Over the years, my family has made pilgrimmages, too.
At the original Cherry Creek store, my children and I sat on the floor to immerse ourselves in pop-ups, masterfully drawn picture books, and Newbery Medal winners. Afterward, we sat in overstuffed chairs sipping from giant cups of café au lait or Earl Grey, and cradling our crisp brown Tattered Cover paper bags. We watched as wide-eyed newbies walked in, stopped and looked around, stunned by the sheer volume of books, magazines, newspapers, brain teasers, greeting cards, journals, posters and other essential accoutrements for readers in the Rocky Mountain West.
When the bookstore expanded to lower downtown, or LoDo, near the Associated Press bureau where I once worked, I trekked with friends and family to hear favorite authors read from their work, and share their thoughts about writing and storytelling.
New York Times writer Rick Bragg signed his heart-breakingly beautiful memoir All Over But the Shoutin' for me, and talked to me about the challenges of daily journalism. Chilean novelist Isabel Allende charmed us with her wit and humor before signing copies of La Hija de la Fortuna. I reminded her that I had interviewed her in her home in Caracas years earlier, and she graciously tried to remember the meeting while signing books for my daughter and me. Another time, legendary rock climber Lynn Hill regaled my husband and me (along with hundreds of other fans) with stories of her exploits on rock faces around the world.

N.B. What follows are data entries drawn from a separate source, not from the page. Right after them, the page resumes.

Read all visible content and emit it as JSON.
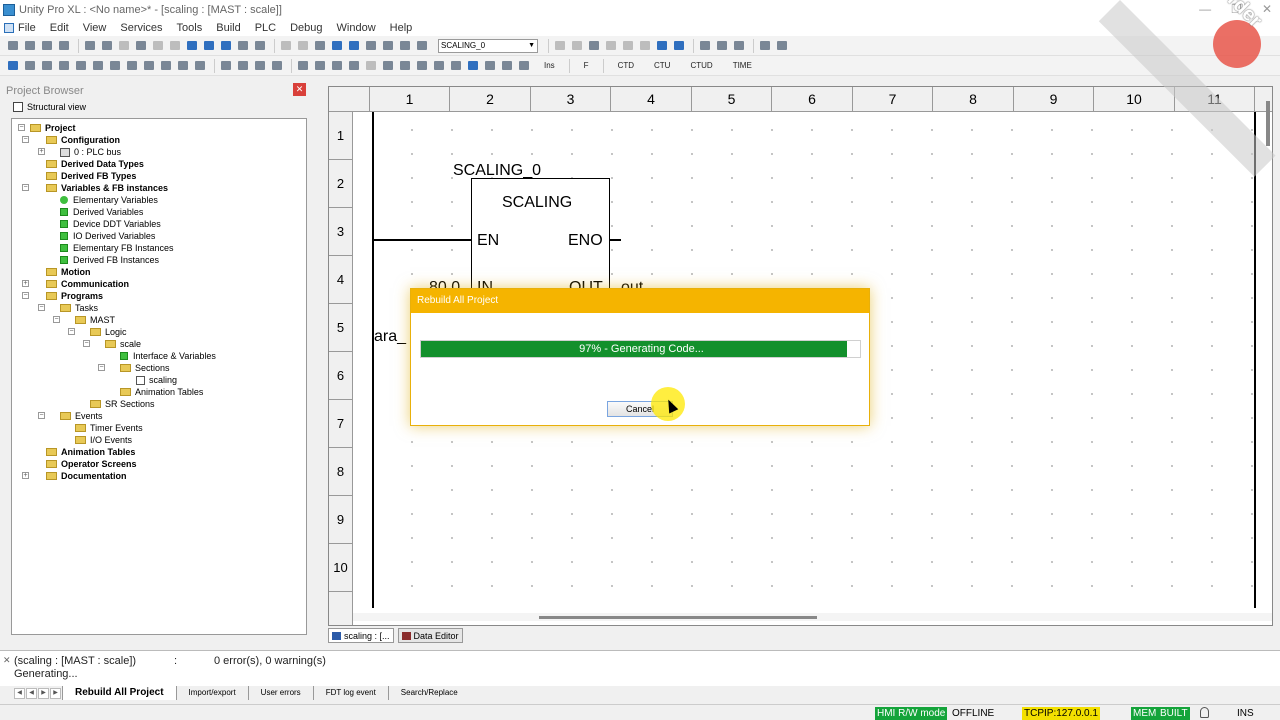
{
  "window": {
    "title": "Unity Pro XL : <No name>* - [scaling : [MAST : scale]]",
    "buttons": [
      "—",
      "❐",
      "✕"
    ]
  },
  "menu": [
    "File",
    "Edit",
    "View",
    "Services",
    "Tools",
    "Build",
    "PLC",
    "Debug",
    "Window",
    "Help"
  ],
  "toolbar": {
    "instance_combo": "SCALING_0",
    "fb_buttons": [
      "CTD",
      "CTU",
      "CTUD",
      "TIME"
    ],
    "ins_label": "Ins",
    "f_label": "F"
  },
  "project_browser": {
    "title": "Project Browser",
    "view_label": "Structural view",
    "tree": [
      {
        "label": "Project",
        "bold": true
      },
      {
        "label": "Configuration",
        "bold": true
      },
      {
        "label": "0 : PLC bus",
        "bold": false
      },
      {
        "label": "Derived Data Types",
        "bold": true
      },
      {
        "label": "Derived FB Types",
        "bold": true
      },
      {
        "label": "Variables & FB instances",
        "bold": true
      },
      {
        "label": "Elementary Variables",
        "bold": false
      },
      {
        "label": "Derived Variables",
        "bold": false
      },
      {
        "label": "Device DDT Variables",
        "bold": false
      },
      {
        "label": "IO Derived Variables",
        "bold": false
      },
      {
        "label": "Elementary FB Instances",
        "bold": false
      },
      {
        "label": "Derived FB Instances",
        "bold": false
      },
      {
        "label": "Motion",
        "bold": true
      },
      {
        "label": "Communication",
        "bold": true
      },
      {
        "label": "Programs",
        "bold": true
      },
      {
        "label": "Tasks",
        "bold": false
      },
      {
        "label": "MAST",
        "bold": false
      },
      {
        "label": "Logic",
        "bold": false
      },
      {
        "label": "scale",
        "bold": false
      },
      {
        "label": "Interface & Variables",
        "bold": false
      },
      {
        "label": "Sections",
        "bold": false
      },
      {
        "label": "scaling",
        "bold": false
      },
      {
        "label": "Animation Tables",
        "bold": false
      },
      {
        "label": "SR Sections",
        "bold": false
      },
      {
        "label": "Events",
        "bold": false
      },
      {
        "label": "Timer Events",
        "bold": false
      },
      {
        "label": "I/O Events",
        "bold": false
      },
      {
        "label": "Animation Tables",
        "bold": true
      },
      {
        "label": "Operator Screens",
        "bold": true
      },
      {
        "label": "Documentation",
        "bold": true
      }
    ]
  },
  "editor": {
    "columns": [
      "1",
      "2",
      "3",
      "4",
      "5",
      "6",
      "7",
      "8",
      "9",
      "10",
      "11"
    ],
    "rows": [
      "1",
      "2",
      "3",
      "4",
      "5",
      "6",
      "7",
      "8",
      "9",
      "10"
    ],
    "fb_instance": "SCALING_0",
    "fb_type": "SCALING",
    "pin_en": "EN",
    "pin_eno": "ENO",
    "pin_in": "IN",
    "pin_out": "OUT",
    "input_value": "80.0",
    "output_var": "out",
    "left_var": "ara_"
  },
  "editor_tabs": [
    {
      "label": "scaling : [..."
    },
    {
      "label": "Data Editor"
    }
  ],
  "dialog": {
    "title": "Rebuild All Project",
    "progress_percent": 97,
    "progress_text": "97% - Generating Code...",
    "cancel_label": "Cancel"
  },
  "output": {
    "line1_section": "(scaling : [MAST : scale])",
    "line1_sep": ":",
    "line1_result": "0 error(s), 0 warning(s)",
    "line2": "Generating..."
  },
  "output_tabs": [
    "Rebuild All Project",
    "Import/export",
    "User errors",
    "FDT log event",
    "Search/Replace"
  ],
  "status": {
    "hmi": "HMI R/W mode",
    "mode": "OFFLINE",
    "address": "TCPIP:127.0.0.1",
    "mem": "MEM",
    "built": "BUILT",
    "ins": "INS"
  },
  "watermark": {
    "text": "iTop Screen Recorder"
  },
  "colors": {
    "progress": "#13902c",
    "dialog_header": "#f5b400",
    "status_green": "#14a43a",
    "status_yellow": "#f3e000"
  }
}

Then we lingered to talk to the diminutive but powerful athlete, and asked her to sign her memoir, Free Climbing: My Life in the Verticle World.
Forget e-books. Nothing is more beautiful than a shelf filled with books, especially those signed by favorite authors you've met in your local, independently owned bookstore.
After we moved to the suburbs, the Highlands Ranch branch became our go-to Tattered Cover, where we have spent weekends reading, snacking, and treasuring the worlds of J.K. Rowling and Rick Riordan, or searching the shelves for Colorado history books, biographies for Einstein, Green Day, and The Clash, or the latest New York Times picks. Every Friday, the bookstore hosts a pajama party for families who want to share their passion for books and reading with their children. I can't tell you how many times I've run to Tattered Cover on a week night to buy a copy of The Lightning Thief or some other Riordan book so my son could finish a reading response assignment. (I'm heading out the door now, in fact. It's only a mile from our home, in the Highlands Ranch Town Center).
On weekday nights, we've popped in to hear local authors. Sometimes, if we are really lucky, we will unwittingly stumble upon someone like Charles C. Mann, the author of "1491" and "1493." At one memorable evening reading and slide show, Mann shared revelation after revelation about the history of the Americas, and challenged everything we thought we knew about Columbus, Spanish conquistadores, and the indigenous people who have lived in the Americas for millennia, long before Europeans and others began arriving in droves.
Sure. The nucleus of the publishing world is New York, but the center of the reading world in Denver is the Tattered Cover bookstore. For those of us who reside in the middle of this great land mass we call North America, it is nothing less than our connection to the wide world.